The FA Women's Super League (FA WSL or WSL) is the highest league of women's football in England. The league, which started in 2011, was divided in two separate divisions (WSL 1 and WSL 2) from 2014; only the WSL 1 is considered in this list. The following players must meet both of the following two criteria:
Have played at least one FA WSL game. Players who were signed by WSL clubs, but only played in lower league, cup and/or European games, or did not play in any competitive games at all, are not included.
Are considered foreign, i.e., outside United Kingdom, or Ireland determined by the following:A player is considered foreign if she is not eligible to play for the national teams of England, Scotland, Wales, Northern Ireland or The Republic of IrelandMore specifically:
If a player has been capped on international level, the national team is used; if she has been capped by more than one country, the highest level (or the most recent) team is used. These include British/Irish players with dual citizenship.
If a player has not been capped on international level, her country of birth is used, except those who were born abroad from British parents or moved to the United Kingdom at a young age, and those who clearly indicated to have switched her nationality to another nation.Clubs listed are those for which the player has played at least one FA WSL game.
In bold: players who have played at least one FA WSL game in the current season (2018–19), and the clubs for which they have played. They include players who have subsequently left the club, but do not include current players of a WSL club who have not played a WSL game in the current season.
Last updated: FA WSL matches played on 24 March 2019.Montpellier HSC (Women)
Montpellier Hérault Sport Club Féminines (French pronunciation: [mɔ̃pɛˈlyeɪ eɪˈroʊ]; commonly referred to as simply Montpellier) is a French women's football club based in Villeneuve-lès-Maguelone, a commune in the arrondissement of Montpellier. The club was founded in 1990. Montpellier play in the Division 1 Féminine having finished in 4th place in the 2009–10 season. The club is managed Sarah M'Barek and was captained by goalkeeper and French women's international Céline Deville before she departed for club rivals Lyon in July 2011.
Montpellier hosts its home matches at the Stade Joseph-Blanc, a 1,000-capacity stadium that is situated in Villeneuve-lès-Maguelone. The club also hosts matches at the Stade de Grammont in Montpellier, where the male section is based.UEFA Women's Euro 2013 Group A
Group A of the UEFA Women's Euro 2013 consisted of Denmark, Finland, Italy and the host nation Sweden. Matches were staged in Gothenburg and Halmstad from 10–16 July 2013.

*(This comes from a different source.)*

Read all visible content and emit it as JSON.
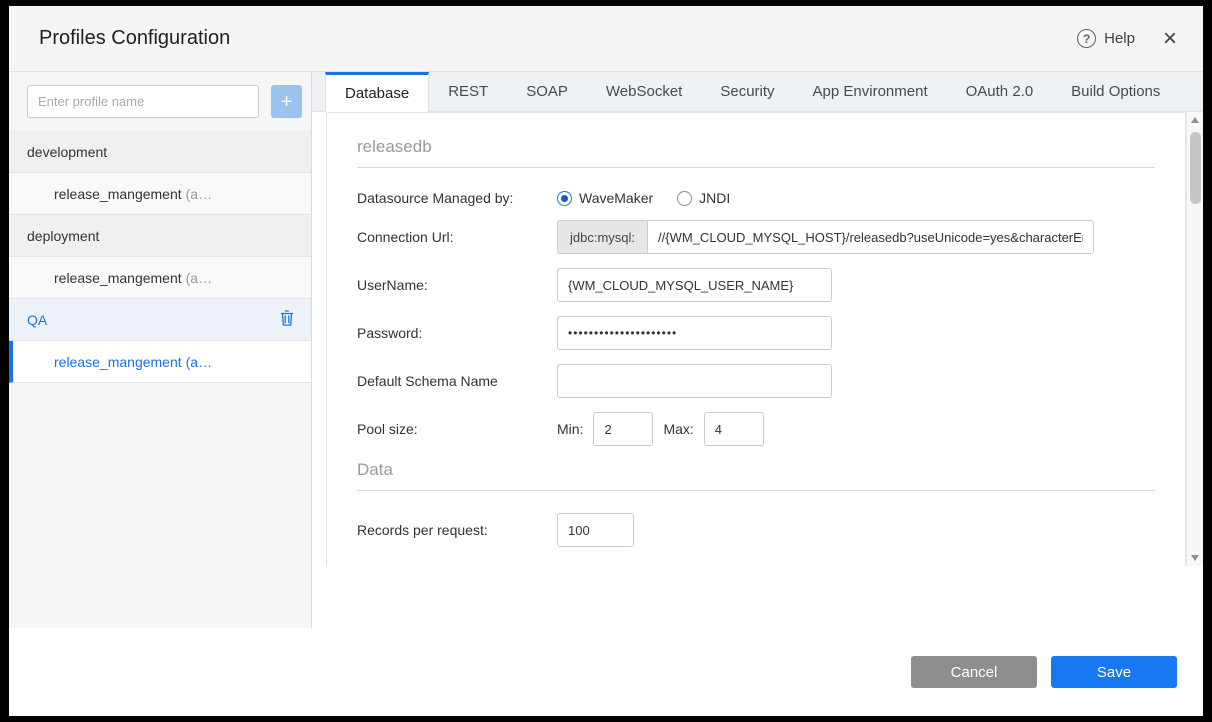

Sweden won the group and advanced to the knockout stage along with group runners-up Italy. Denmark progressed as one of the best third-placed teams, but only after a drawing of lots. Finland finished bottom of the group and so were also eliminated from the tournament.UEFA Women's Under-19 Championship
The UEFA European Women's Under-19 Championship is a competition in women's football for European national teams of players under 19 years of age. National under-19 teams whose countries belong to the European governing body UEFA can register to enter the competition.
In odd years the tournament is also a FIFA U-20 Women's World Cup qualifying competition. The tournament began in the 1997–98 season as an under-18 event and became an under-19s event from the 2001–02 season, it is held yearly. The Championship has 3 phases: the qualifying phase open to all eligible nations, the elite phase featuring the group winners and runners-up from the qualifying phase, and the finals phase which is composed of 8 qualifying teams. The finals themselves are composed of two groups of four teams; each team plays the others in the group. The winner of each group after the 3 matches plays the runner-up of the opposing group in a semi-final, with the winner contesting the final.
Montpellier HSC (Women) – current squad